OF Dr. Tappan's own influence White spoke in an address given at a farewell banquet tendered him by the German American Society at Berlin in 1902. He said, among other things: "He was a statesman, a theologian, a patriot in the highest sense. ... To him, more than to any other, is due the fact that, about the year 1850, out of the old system of sectarian instruction, mainly in petty colleges obedient to deteriorated traditions of Eng lish methods, there began to be developed univer sities—drawing their ideals and methods largely from Germany." And again, in his Autobiography, he said: "Dr. Tappan's work was great, indeed. He stood not only at the beginning of the institution at Ann Arbor, but really at the beginning of the other universities of the Western States, from which the country is gaining so much at present, and is sure to gain vastly more in the future.

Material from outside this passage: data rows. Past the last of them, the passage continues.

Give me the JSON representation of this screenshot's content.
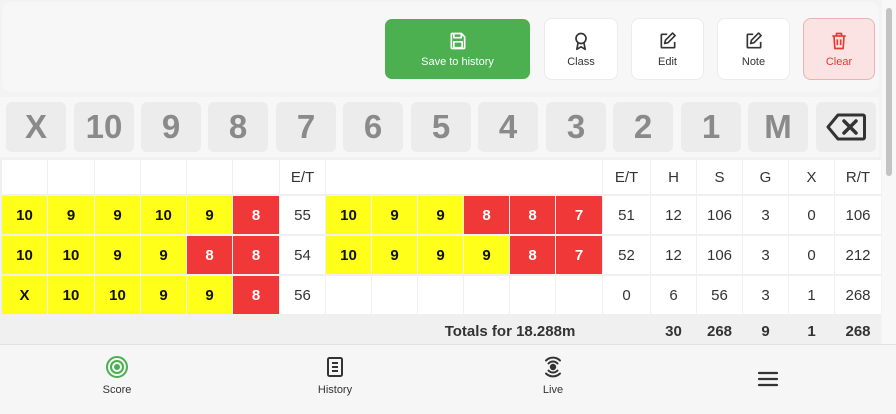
{
  "toolbar": {
    "save_label": "Save to history",
    "class_label": "Class",
    "edit_label": "Edit",
    "note_label": "Note",
    "clear_label": "Clear",
    "colors": {
      "save": "#4caf50",
      "clear_text": "#e53935"
    }
  },
  "keypad": {
    "keys": [
      "X",
      "10",
      "9",
      "8",
      "7",
      "6",
      "5",
      "4",
      "3",
      "2",
      "1",
      "M"
    ],
    "backspace_icon": "backspace-icon"
  },
  "scorecard": {
    "headers": {
      "et": "E/T",
      "h": "H",
      "s": "S",
      "g": "G",
      "x": "X",
      "rt": "R/T"
    },
    "rows": [
      {
        "end1": [
          "10",
          "9",
          "9",
          "10",
          "9",
          "8"
        ],
        "et1": "55",
        "end2": [
          "10",
          "9",
          "9",
          "8",
          "8",
          "7"
        ],
        "et2": "51",
        "h": "12",
        "s": "106",
        "g": "3",
        "x": "0",
        "rt": "106"
      },
      {
        "end1": [
          "10",
          "10",
          "9",
          "9",
          "8",
          "8"
        ],
        "et1": "54",
        "end2": [
          "10",
          "9",
          "9",
          "9",
          "8",
          "7"
        ],
        "et2": "52",
        "h": "12",
        "s": "106",
        "g": "3",
        "x": "0",
        "rt": "212"
      },
      {
        "end1": [
          "X",
          "10",
          "10",
          "9",
          "9",
          "8"
        ],
        "et1": "56",
        "end2": [
          "",
          "",
          "",
          "",
          "",
          ""
        ],
        "et2": "0",
        "h": "6",
        "s": "56",
        "g": "3",
        "x": "1",
        "rt": "268"
      }
    ],
    "totals": {
      "label": "Totals for 18.288m",
      "h": "30",
      "s": "268",
      "g": "9",
      "x": "1",
      "rt": "268"
    },
    "colors": {
      "gold": "#ffff1a",
      "red": "#f03838"
    }
  },
  "nav": {
    "score": "Score",
    "history": "History",
    "live": "Live",
    "menu_icon": "hamburger-menu-icon"
  }
}
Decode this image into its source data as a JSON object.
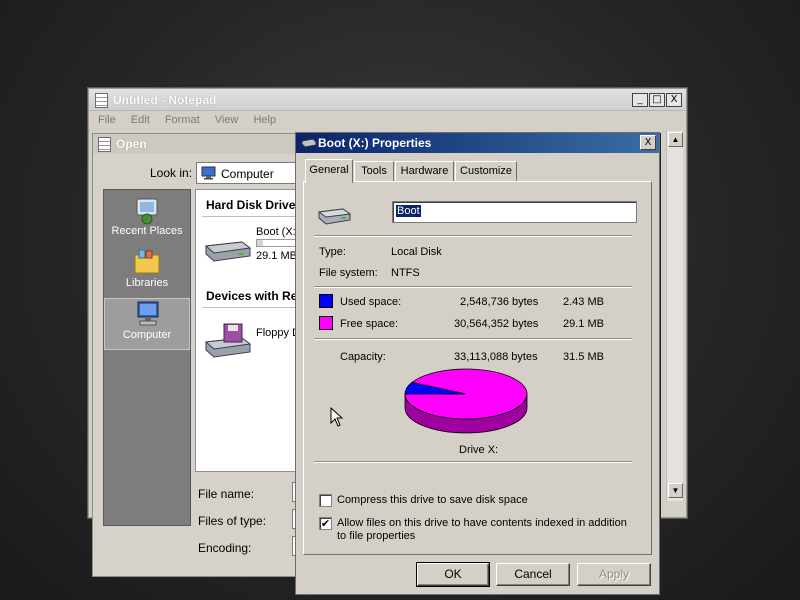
{
  "notepad": {
    "title": "Untitled - Notepad",
    "menu": [
      "File",
      "Edit",
      "Format",
      "View",
      "Help"
    ],
    "caption_buttons": {
      "minimize": "_",
      "maximize": "□",
      "close": "X"
    }
  },
  "open_dialog": {
    "title": "Open",
    "look_in_label": "Look in:",
    "look_in_value": "Computer",
    "places": [
      {
        "label": "Recent Places",
        "icon": "recent-places-icon"
      },
      {
        "label": "Libraries",
        "icon": "libraries-icon"
      },
      {
        "label": "Computer",
        "icon": "computer-icon"
      }
    ],
    "groups": {
      "hard_disk": "Hard Disk Drive",
      "removable": "Devices with Re"
    },
    "drives": {
      "boot_name": "Boot (X:",
      "boot_free": "29.1 MB",
      "floppy_name": "Floppy D"
    },
    "fields": {
      "file_name": "File name:",
      "files_of_type": "Files of type:",
      "encoding": "Encoding:"
    }
  },
  "properties": {
    "title": "Boot (X:) Properties",
    "close": "X",
    "tabs": [
      "General",
      "Tools",
      "Hardware",
      "Customize"
    ],
    "name_value": "Boot",
    "type_label": "Type:",
    "type_value": "Local Disk",
    "fs_label": "File system:",
    "fs_value": "NTFS",
    "used_label": "Used space:",
    "used_bytes": "2,548,736 bytes",
    "used_size": "2.43 MB",
    "free_label": "Free space:",
    "free_bytes": "30,564,352 bytes",
    "free_size": "29.1 MB",
    "capacity_label": "Capacity:",
    "capacity_bytes": "33,113,088 bytes",
    "capacity_size": "31.5 MB",
    "drive_label": "Drive X:",
    "compress_label": "Compress this drive to save disk space",
    "compress_checked": false,
    "index_label_line1": "Allow files on this drive to have contents indexed in addition",
    "index_label_line2": "to file properties",
    "index_checked": true,
    "check_mark": "✔",
    "buttons": {
      "ok": "OK",
      "cancel": "Cancel",
      "apply": "Apply"
    },
    "colors": {
      "used": "#0000ff",
      "free": "#ff00ff"
    },
    "used_fraction": 0.077
  }
}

The day will come when his statue will commemorate his services."
To Tappan a university was not the accidental creation of a majority vote. It might well be the result of a private munificence or royal bounty, as most institutions of the kind had been in the course of history. If by chance the externals of a univer sity had been provided by the people of a State he would take hold of them and, acknowledging re sponsibility only to God, he would make the most of them. The fountain of authority was the Platon ic reason, transmitted to this mundane world through genius. The university was one of the organs through which genius could express itself and by which it could receive its necessary training. If popular education was to be supported it was not that the people were the source of wisdom but that they had need of wisdom. From this it follows that education should not be at the mercy of popular whims. Whether a subject should be offered or not should not depend on whether it was desired but on whether it conformed to the architectonic plan of education.
The viewpoint required that great emphasis be placed on outstanding personalities, men who had insight and originality, men who had resources of their own which should enable them to teach with- out a textbook. In getting this kind of men Tap- pan was remarkably successful. To make the most, of them he had to provide facilities for them, the means of general culture and the means of research, libraries, museums, and laboratories. To the same end he had to enfranchise the students, remove them from tutelage and treat them as adults pursuing their own purposes. To insure that the University should not be swamped with preparatory work and should be left free to perform its proper function, he advocated changes in the State system of education that should correlate the various factors, high schools, denominational colleges and the like, in such a way as to get the preparatory work done before the students should come to Ann Arbor.